▶ **Supplied material**:
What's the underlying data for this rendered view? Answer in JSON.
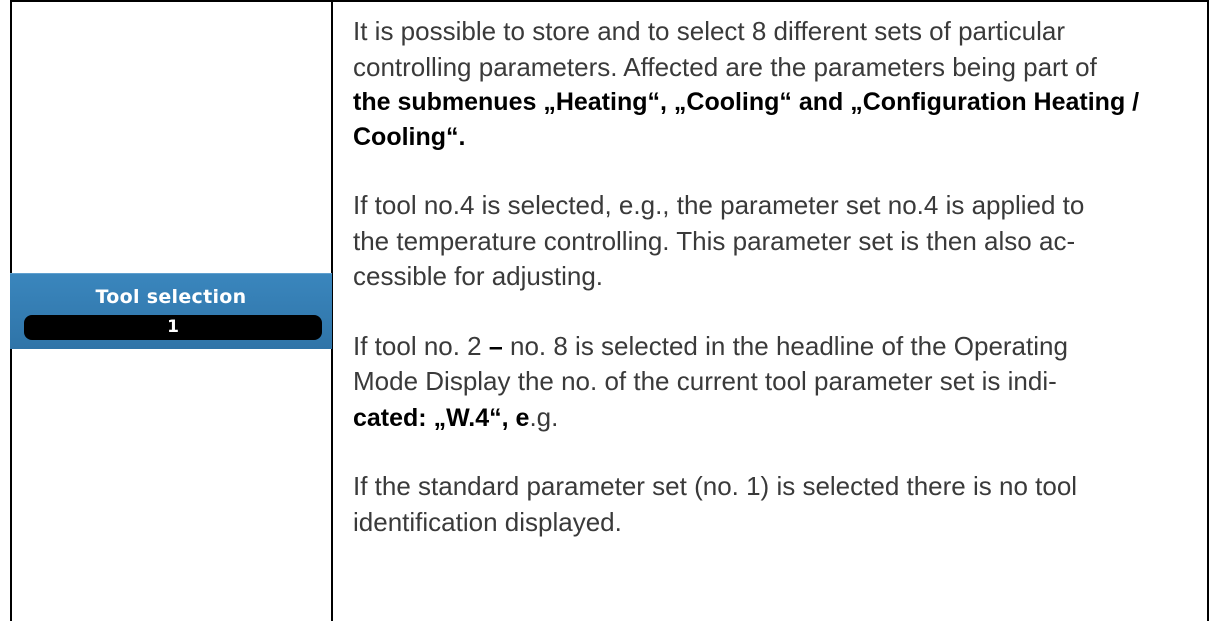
{
  "widget": {
    "title": "Tool selection",
    "value": "1"
  },
  "paragraphs": {
    "p1_a": "It is possible to store and to select 8 different sets of particular\ncontrolling parameters. Affected are the parameters being part of\n",
    "p1_b": "the submenues „Heating“, „Cooling“ and „Configuration Heating /\nCooling“.",
    "p2": "If tool no.4 is selected, e.g., the parameter set no.4 is applied to\nthe temperature controlling. This parameter set is then also ac-\ncessible for adjusting.",
    "p3_a": "If tool no. 2 ",
    "p3_dash": "–",
    "p3_b": " no. 8 is selected in the headline of the Operating\nMode Display the no. of the current tool parameter set is indi-\n",
    "p3_c": "cated: „W.4“, e",
    "p3_d": ".g.",
    "p4": "If the standard parameter set (no. 1) is selected there is no tool\nidentification displayed."
  }
}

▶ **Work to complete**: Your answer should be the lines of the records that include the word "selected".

▶ **Expected answer**:
    "p2": "If tool no.4 is selected, e.g., the parameter set no.4 is applied to\nthe temperature controlling. This parameter set is then also ac-\ncessible for adjusting.",
    "p3_b": " no. 8 is selected in the headline of the Operating\nMode Display the no. of the current tool parameter set is indi-\n",
    "p4": "If the standard parameter set (no. 1) is selected there is no tool\nidentification displayed."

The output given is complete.